Stored data.
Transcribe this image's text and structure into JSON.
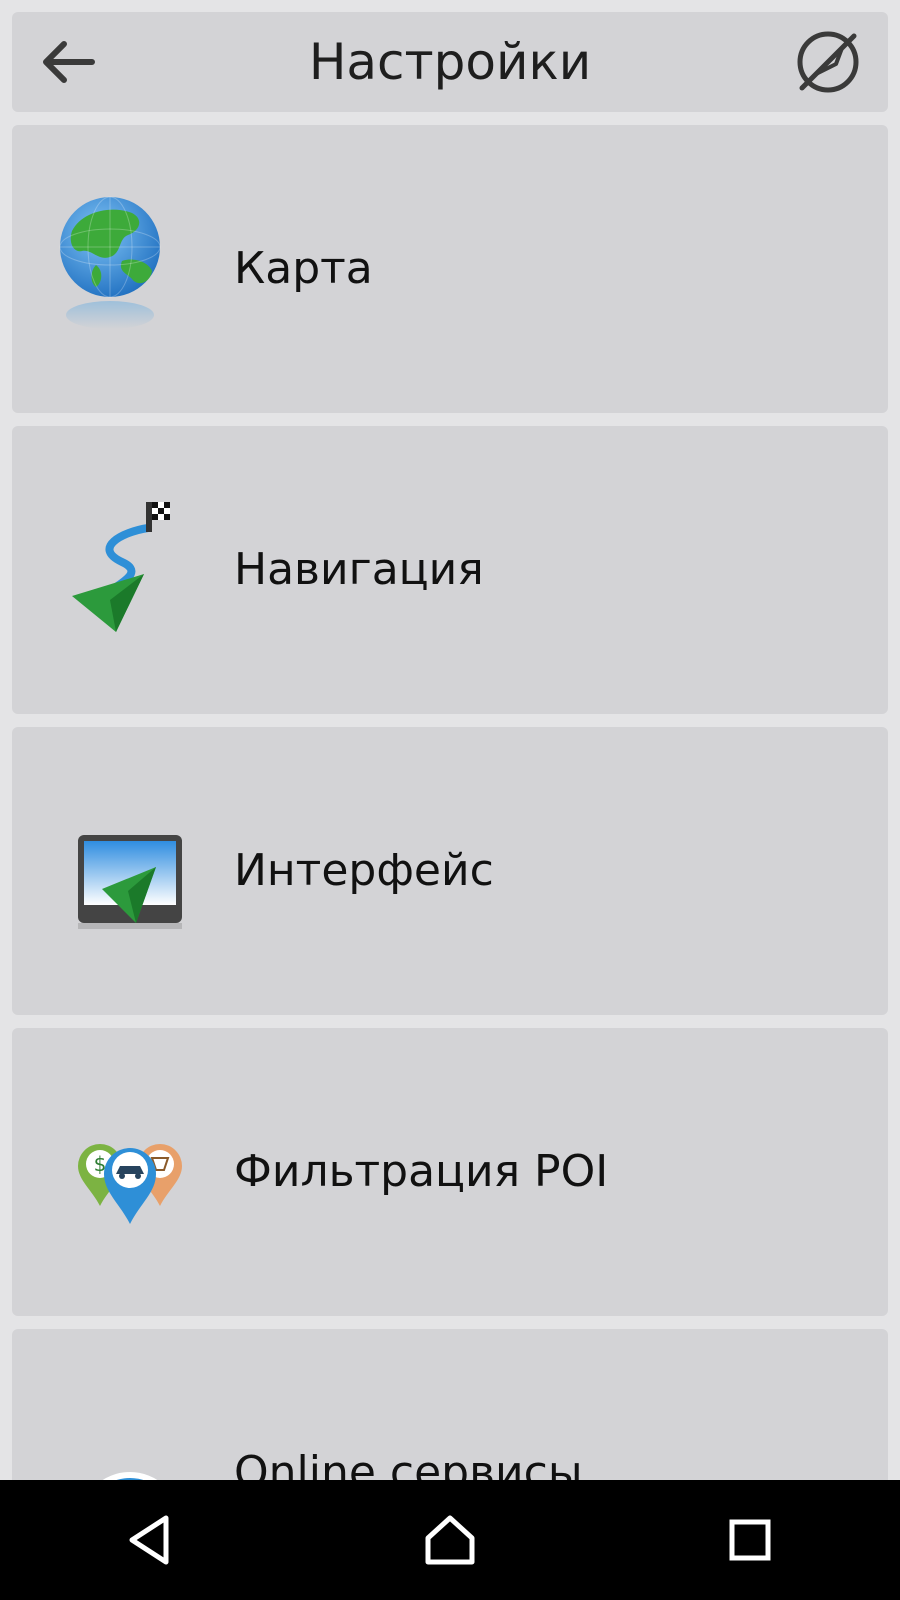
{
  "header": {
    "title": "Настройки",
    "back_icon": "arrow-left-icon",
    "right_icon": "compass-off-icon"
  },
  "items": [
    {
      "label": "Карта",
      "icon": "globe-icon"
    },
    {
      "label": "Навигация",
      "icon": "route-flag-icon"
    },
    {
      "label": "Интерфейс",
      "icon": "monitor-arrow-icon"
    },
    {
      "label": "Фильтрация POI",
      "icon": "poi-pins-icon"
    },
    {
      "label": "Online сервисы",
      "icon": "at-sign-icon"
    }
  ],
  "navbar": {
    "back_icon": "triangle-back-icon",
    "home_icon": "home-icon",
    "recents_icon": "square-recents-icon"
  },
  "colors": {
    "background": "#e4e4e6",
    "panel": "#d3d3d6",
    "text": "#1e1e1e",
    "navbar": "#000000",
    "accent_green": "#2c9a3c",
    "accent_blue": "#2e8fd7"
  }
}
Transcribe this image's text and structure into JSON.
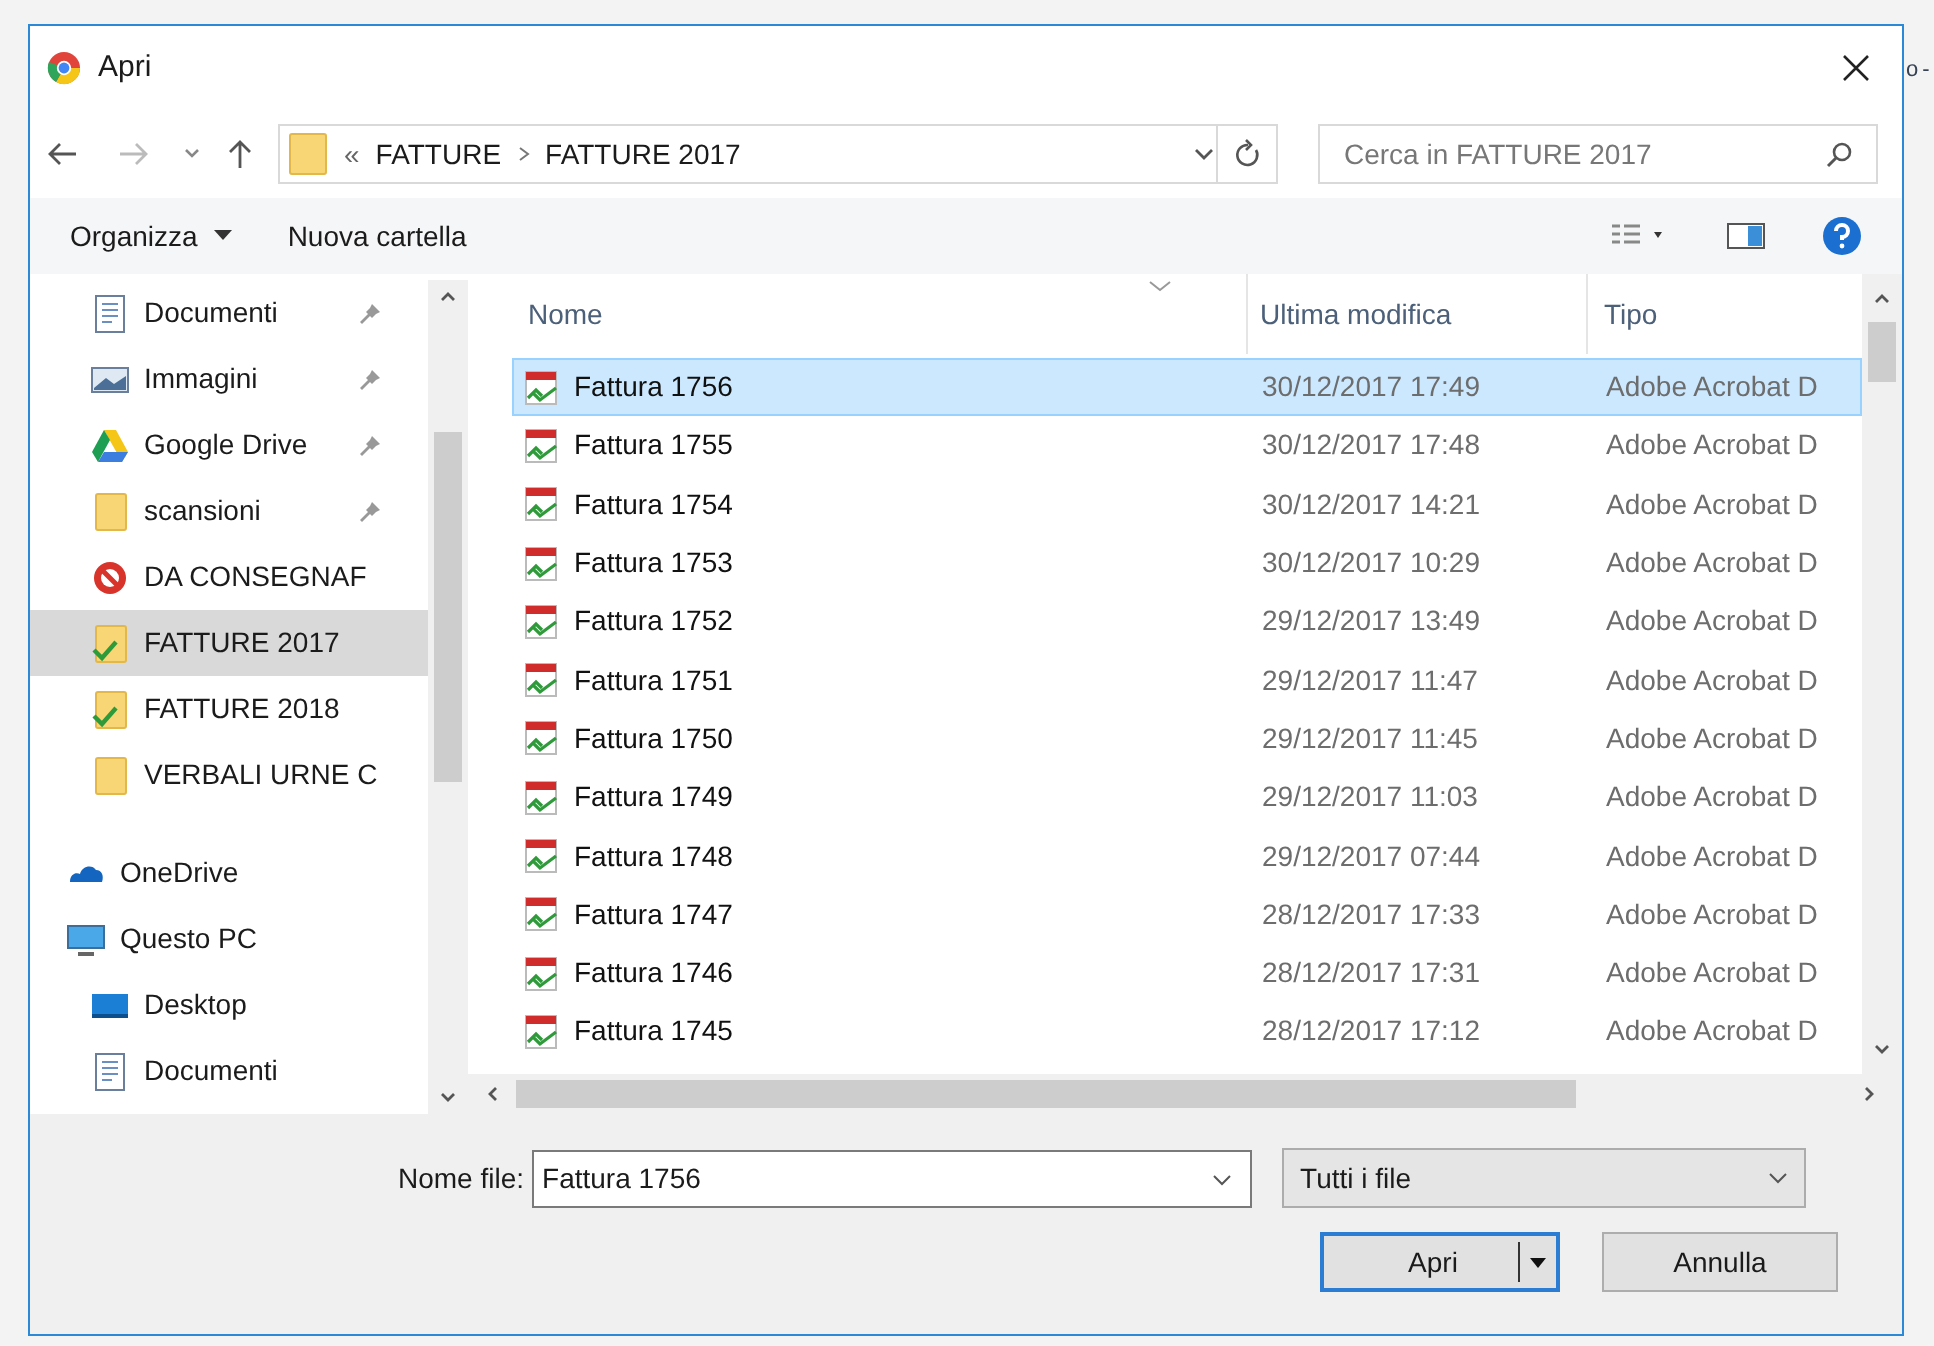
{
  "behind_window_text": "o -",
  "window": {
    "title": "Apri"
  },
  "nav": {
    "breadcrumb": [
      {
        "label": "«",
        "kind": "overflow"
      },
      {
        "label": "FATTURE",
        "kind": "folder"
      },
      {
        "label": "FATTURE 2017",
        "kind": "folder"
      }
    ],
    "search": {
      "placeholder": "Cerca in FATTURE 2017"
    }
  },
  "toolbar": {
    "organize": "Organizza",
    "new_folder": "Nuova cartella"
  },
  "sidebar": {
    "items": [
      {
        "label": "Documenti",
        "kind": "document",
        "pinned": true,
        "selected": false
      },
      {
        "label": "Immagini",
        "kind": "image",
        "pinned": true,
        "selected": false
      },
      {
        "label": "Google Drive",
        "kind": "drive",
        "pinned": true,
        "selected": false
      },
      {
        "label": "scansioni",
        "kind": "folder",
        "pinned": true,
        "selected": false
      },
      {
        "label": "DA CONSEGNAF",
        "kind": "blocked",
        "pinned": false,
        "selected": false
      },
      {
        "label": "FATTURE 2017",
        "kind": "synced",
        "pinned": false,
        "selected": true
      },
      {
        "label": "FATTURE 2018",
        "kind": "synced",
        "pinned": false,
        "selected": false
      },
      {
        "label": "VERBALI URNE C",
        "kind": "folder",
        "pinned": false,
        "selected": false
      },
      {
        "label": "OneDrive",
        "kind": "cloud",
        "pinned": false,
        "selected": false
      },
      {
        "label": "Questo PC",
        "kind": "pc",
        "pinned": false,
        "selected": false
      },
      {
        "label": "Desktop",
        "kind": "desktop",
        "pinned": false,
        "selected": false
      },
      {
        "label": "Documenti",
        "kind": "document",
        "pinned": false,
        "selected": false
      }
    ]
  },
  "table": {
    "columns": [
      "Nome",
      "Ultima modifica",
      "Tipo"
    ],
    "rows": [
      {
        "name": "Fattura 1756",
        "modified": "30/12/2017 17:49",
        "type": "Adobe Acrobat D",
        "selected": true
      },
      {
        "name": "Fattura 1755",
        "modified": "30/12/2017 17:48",
        "type": "Adobe Acrobat D",
        "selected": false
      },
      {
        "name": "Fattura 1754",
        "modified": "30/12/2017 14:21",
        "type": "Adobe Acrobat D",
        "selected": false
      },
      {
        "name": "Fattura 1753",
        "modified": "30/12/2017 10:29",
        "type": "Adobe Acrobat D",
        "selected": false
      },
      {
        "name": "Fattura 1752",
        "modified": "29/12/2017 13:49",
        "type": "Adobe Acrobat D",
        "selected": false
      },
      {
        "name": "Fattura 1751",
        "modified": "29/12/2017 11:47",
        "type": "Adobe Acrobat D",
        "selected": false
      },
      {
        "name": "Fattura 1750",
        "modified": "29/12/2017 11:45",
        "type": "Adobe Acrobat D",
        "selected": false
      },
      {
        "name": "Fattura 1749",
        "modified": "29/12/2017 11:03",
        "type": "Adobe Acrobat D",
        "selected": false
      },
      {
        "name": "Fattura 1748",
        "modified": "29/12/2017 07:44",
        "type": "Adobe Acrobat D",
        "selected": false
      },
      {
        "name": "Fattura 1747",
        "modified": "28/12/2017 17:33",
        "type": "Adobe Acrobat D",
        "selected": false
      },
      {
        "name": "Fattura 1746",
        "modified": "28/12/2017 17:31",
        "type": "Adobe Acrobat D",
        "selected": false
      },
      {
        "name": "Fattura 1745",
        "modified": "28/12/2017 17:12",
        "type": "Adobe Acrobat D",
        "selected": false
      }
    ]
  },
  "footer": {
    "filename_label": "Nome file:",
    "filename": "Fattura 1756",
    "filter": "Tutti i file",
    "open": "Apri",
    "cancel": "Annulla"
  }
}
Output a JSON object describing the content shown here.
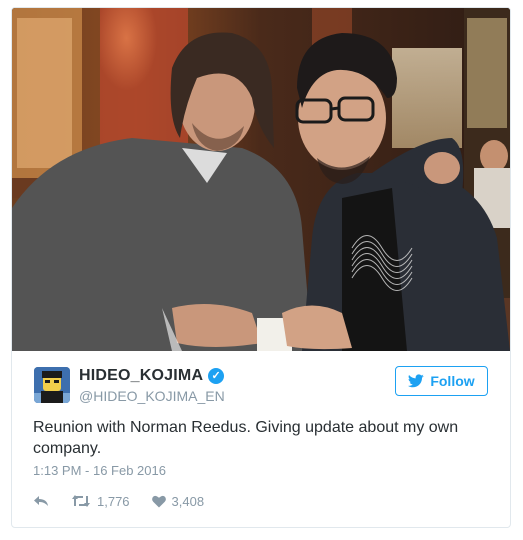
{
  "tweet": {
    "display_name": "HIDEO_KOJIMA",
    "handle": "@HIDEO_KOJIMA_EN",
    "verified": true,
    "follow_label": "Follow",
    "text": "Reunion with Norman Reedus. Giving update about my own company.",
    "timestamp": "1:13 PM - 16 Feb 2016",
    "retweet_count": "1,776",
    "like_count": "3,408"
  },
  "colors": {
    "accent": "#1da1f2",
    "text": "#292f33",
    "muted": "#8899a6",
    "border": "#e1e8ed"
  },
  "icons": {
    "reply": "reply-icon",
    "retweet": "retweet-icon",
    "like": "heart-icon",
    "verified": "verified-badge-icon",
    "twitter_bird": "twitter-bird-icon"
  }
}
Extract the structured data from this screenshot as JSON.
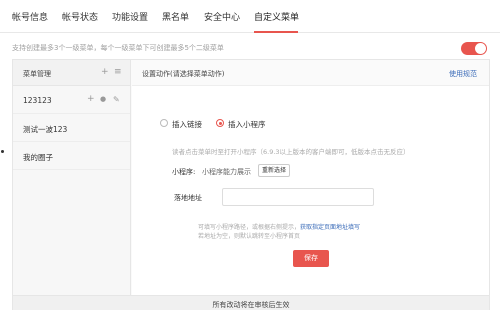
{
  "tabs": [
    {
      "label": "帐号信息"
    },
    {
      "label": "帐号状态"
    },
    {
      "label": "功能设置"
    },
    {
      "label": "黑名单"
    },
    {
      "label": "安全中心"
    },
    {
      "label": "自定义菜单",
      "active": true
    }
  ],
  "hint": "支持创建最多3个一级菜单，每个一级菜单下可创建最多5个二级菜单",
  "toggle": {
    "on": true
  },
  "menu_panel": {
    "title": "菜单管理",
    "items": [
      {
        "label": "123123"
      },
      {
        "label": "测试一波123"
      },
      {
        "label": "我的圈子"
      }
    ]
  },
  "action_panel": {
    "title": "设置动作(请选择菜单动作)",
    "help_link": "使用规范",
    "options": [
      {
        "label": "插入链接",
        "selected": false
      },
      {
        "label": "插入小程序",
        "selected": true
      }
    ],
    "description": "读者点击菜单时至打开小程序（6.9.3以上版本的客户端即可，低版本点击无反应）",
    "miniprogram_label": "小程序:",
    "miniprogram_value": "小程序能力展示",
    "reselect_button": "重新选择",
    "address_label": "落地地址",
    "address_value": "",
    "note_line1_prefix": "可填写小程序路径，或根据右侧提示，",
    "note_line1_link": "获取指定页面地址填写",
    "note_line2": "若地址为空，则默认跳转至小程序首页",
    "save_button": "保存"
  },
  "footer": "所有改动将在审核后生效",
  "colors": {
    "accent": "#e8554e",
    "link": "#3a6bb8"
  }
}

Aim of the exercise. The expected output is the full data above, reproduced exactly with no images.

Solution.
Transcribe this image's text and structure into JSON.
{
  "header": {
    "title": "Настройки",
    "back_icon": "arrow-left-icon",
    "right_icon": "compass-off-icon"
  },
  "items": [
    {
      "label": "Карта",
      "icon": "globe-icon"
    },
    {
      "label": "Навигация",
      "icon": "route-flag-icon"
    },
    {
      "label": "Интерфейс",
      "icon": "monitor-arrow-icon"
    },
    {
      "label": "Фильтрация POI",
      "icon": "poi-pins-icon"
    },
    {
      "label": "Online сервисы",
      "icon": "at-sign-icon"
    }
  ],
  "navbar": {
    "back_icon": "triangle-back-icon",
    "home_icon": "home-icon",
    "recents_icon": "square-recents-icon"
  },
  "colors": {
    "background": "#e4e4e6",
    "panel": "#d3d3d6",
    "text": "#1e1e1e",
    "navbar": "#000000",
    "accent_green": "#2c9a3c",
    "accent_blue": "#2e8fd7"
  }
}
Transcribe this image's text and structure into JSON.
{
  "behind_window_text": "o -",
  "window": {
    "title": "Apri"
  },
  "nav": {
    "breadcrumb": [
      {
        "label": "«",
        "kind": "overflow"
      },
      {
        "label": "FATTURE",
        "kind": "folder"
      },
      {
        "label": "FATTURE 2017",
        "kind": "folder"
      }
    ],
    "search": {
      "placeholder": "Cerca in FATTURE 2017"
    }
  },
  "toolbar": {
    "organize": "Organizza",
    "new_folder": "Nuova cartella"
  },
  "sidebar": {
    "items": [
      {
        "label": "Documenti",
        "kind": "document",
        "pinned": true,
        "selected": false
      },
      {
        "label": "Immagini",
        "kind": "image",
        "pinned": true,
        "selected": false
      },
      {
        "label": "Google Drive",
        "kind": "drive",
        "pinned": true,
        "selected": false
      },
      {
        "label": "scansioni",
        "kind": "folder",
        "pinned": true,
        "selected": false
      },
      {
        "label": "DA CONSEGNAF",
        "kind": "blocked",
        "pinned": false,
        "selected": false
      },
      {
        "label": "FATTURE 2017",
        "kind": "synced",
        "pinned": false,
        "selected": true
      },
      {
        "label": "FATTURE 2018",
        "kind": "synced",
        "pinned": false,
        "selected": false
      },
      {
        "label": "VERBALI URNE C",
        "kind": "folder",
        "pinned": false,
        "selected": false
      },
      {
        "label": "OneDrive",
        "kind": "cloud",
        "pinned": false,
        "selected": false
      },
      {
        "label": "Questo PC",
        "kind": "pc",
        "pinned": false,
        "selected": false
      },
      {
        "label": "Desktop",
        "kind": "desktop",
        "pinned": false,
        "selected": false
      },
      {
        "label": "Documenti",
        "kind": "document",
        "pinned": false,
        "selected": false
      }
    ]
  },
  "table": {
    "columns": [
      "Nome",
      "Ultima modifica",
      "Tipo"
    ],
    "rows": [
      {
        "name": "Fattura 1756",
        "modified": "30/12/2017 17:49",
        "type": "Adobe Acrobat D",
        "selected": true
      },
      {
        "name": "Fattura 1755",
        "modified": "30/12/2017 17:48",
        "type": "Adobe Acrobat D",
        "selected": false
      },
      {
        "name": "Fattura 1754",
        "modified": "30/12/2017 14:21",
        "type": "Adobe Acrobat D",
        "selected": false
      },
      {
        "name": "Fattura 1753",
        "modified": "30/12/2017 10:29",
        "type": "Adobe Acrobat D",
        "selected": false
      },
      {
        "name": "Fattura 1752",
        "modified": "29/12/2017 13:49",
        "type": "Adobe Acrobat D",
        "selected": false
      },
      {
        "name": "Fattura 1751",
        "modified": "29/12/2017 11:47",
        "type": "Adobe Acrobat D",
        "selected": false
      },
      {
        "name": "Fattura 1750",
        "modified": "29/12/2017 11:45",
        "type": "Adobe Acrobat D",
        "selected": false
      },
      {
        "name": "Fattura 1749",
        "modified": "29/12/2017 11:03",
        "type": "Adobe Acrobat D",
        "selected": false
      },
      {
        "name": "Fattura 1748",
        "modified": "29/12/2017 07:44",
        "type": "Adobe Acrobat D",
        "selected": false
      },
      {
        "name": "Fattura 1747",
        "modified": "28/12/2017 17:33",
        "type": "Adobe Acrobat D",
        "selected": false
      },
      {
        "name": "Fattura 1746",
        "modified": "28/12/2017 17:31",
        "type": "Adobe Acrobat D",
        "selected": false
      },
      {
        "name": "Fattura 1745",
        "modified": "28/12/2017 17:12",
        "type": "Adobe Acrobat D",
        "selected": false
      }
    ]
  },
  "footer": {
    "filename_label": "Nome file:",
    "filename": "Fattura 1756",
    "filter": "Tutti i file",
    "open": "Apri",
    "cancel": "Annulla"
  }
}
Output a JSON object describing the content shown here.
{
  "tweet": {
    "display_name": "HIDEO_KOJIMA",
    "handle": "@HIDEO_KOJIMA_EN",
    "verified": true,
    "follow_label": "Follow",
    "text": "Reunion with Norman Reedus. Giving update about my own company.",
    "timestamp": "1:13 PM - 16 Feb 2016",
    "retweet_count": "1,776",
    "like_count": "3,408"
  },
  "colors": {
    "accent": "#1da1f2",
    "text": "#292f33",
    "muted": "#8899a6",
    "border": "#e1e8ed"
  },
  "icons": {
    "reply": "reply-icon",
    "retweet": "retweet-icon",
    "like": "heart-icon",
    "verified": "verified-badge-icon",
    "twitter_bird": "twitter-bird-icon"
  }
}
Extract the structured data from this screenshot as JSON.
{
  "tabs": [
    {
      "label": "帐号信息"
    },
    {
      "label": "帐号状态"
    },
    {
      "label": "功能设置"
    },
    {
      "label": "黑名单"
    },
    {
      "label": "安全中心"
    },
    {
      "label": "自定义菜单",
      "active": true
    }
  ],
  "hint": "支持创建最多3个一级菜单，每个一级菜单下可创建最多5个二级菜单",
  "toggle": {
    "on": true
  },
  "menu_panel": {
    "title": "菜单管理",
    "items": [
      {
        "label": "123123"
      },
      {
        "label": "测试一波123"
      },
      {
        "label": "我的圈子"
      }
    ]
  },
  "action_panel": {
    "title": "设置动作(请选择菜单动作)",
    "help_link": "使用规范",
    "options": [
      {
        "label": "插入链接",
        "selected": false
      },
      {
        "label": "插入小程序",
        "selected": true
      }
    ],
    "description": "读者点击菜单时至打开小程序（6.9.3以上版本的客户端即可，低版本点击无反应）",
    "miniprogram_label": "小程序:",
    "miniprogram_value": "小程序能力展示",
    "reselect_button": "重新选择",
    "address_label": "落地地址",
    "address_value": "",
    "note_line1_prefix": "可填写小程序路径，或根据右侧提示，",
    "note_line1_link": "获取指定页面地址填写",
    "note_line2": "若地址为空，则默认跳转至小程序首页",
    "save_button": "保存"
  },
  "footer": "所有改动将在审核后生效",
  "colors": {
    "accent": "#e8554e",
    "link": "#3a6bb8"
  }
}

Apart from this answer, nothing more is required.